A new comprehensive literature study by Kent Holtorf, MD, proposes a treatment process that could help alleviate symptoms for patients suffering from chronic fatigue syndrome (CFS) and fibromyalgia (FM). Holtorf is the medical director of the Holtorf Medical Group Center for Endocrine, Neurological and Infection Related Illness in Torrance, Calif.

Holtorf recommends a simplified treatment process that may help alleviate symptoms of the two debilitating diseases that currently have limited treatment options and no confirmed causes.

These recommendations follow a review of more than 50 published studies assessing adrenal function in CFS and FM patients. Holtorf’s review found that the majority of CFS and FM patients displayed abnormal adrenal function due to hypothalamic-pituitary dysfunction, and that the majority of these patients could be treated for this adrenal dysfunction.

“My review of existing studies suggests that a treatment protocol of early administration of cortisol may help improve and reduce the symptoms of chronic fatigue syndrome and fibromyalgia,” says Holtorf.

Holtorf conducted a follow-up study of 500 patients from his clinic. By the fourth visit to the clinic, 94% of the participating patients who were given cortisol showed improvement in symptoms, and overall, patients’ energy levels doubled.

Neither CFS nor FM has a generally accepted test to accurately be detected. Both diseases primarily affect women in their 30s and 40s.

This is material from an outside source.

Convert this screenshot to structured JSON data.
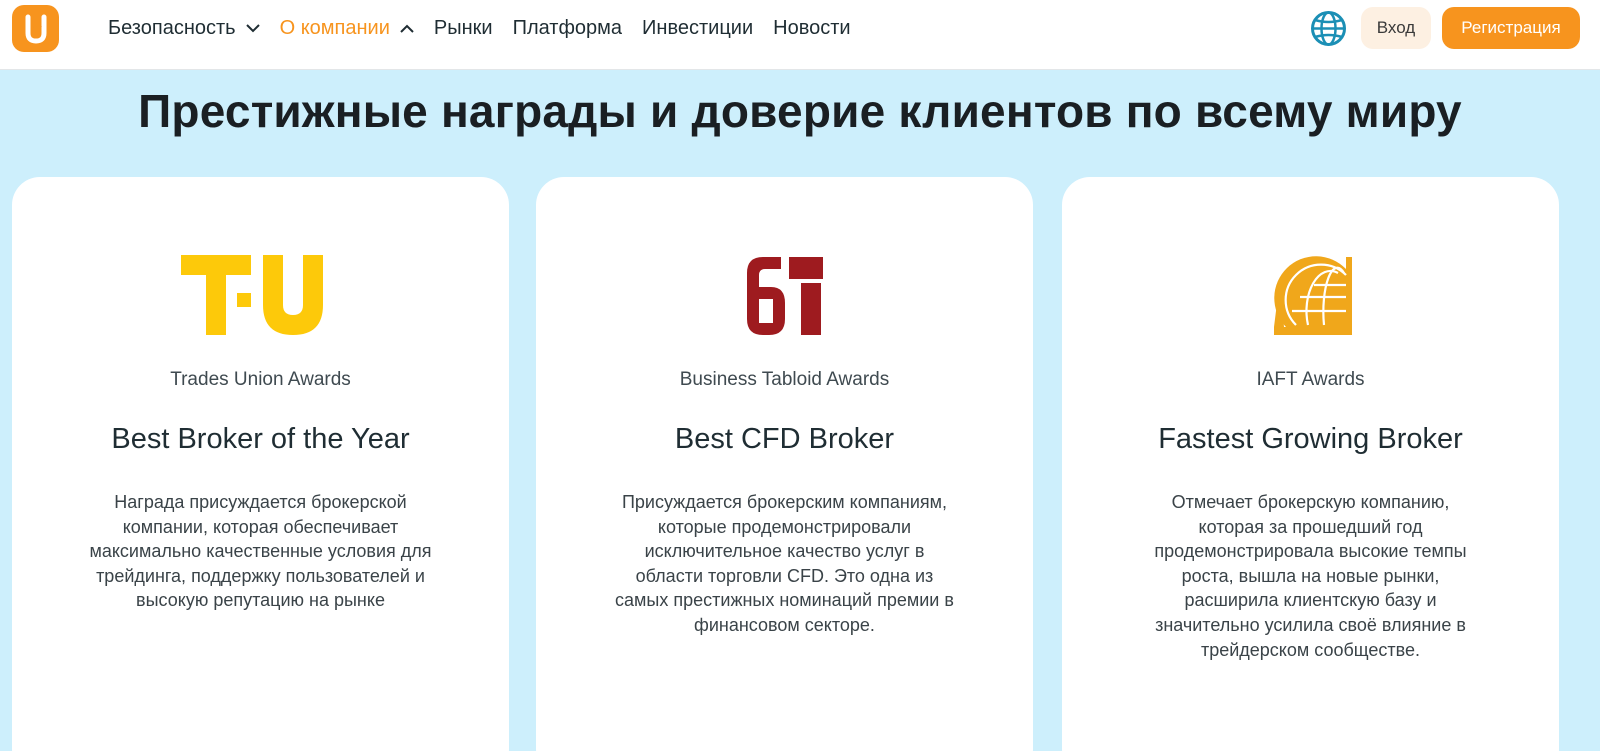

The study was published in the Journal of Chronic Fatigue Syndrome.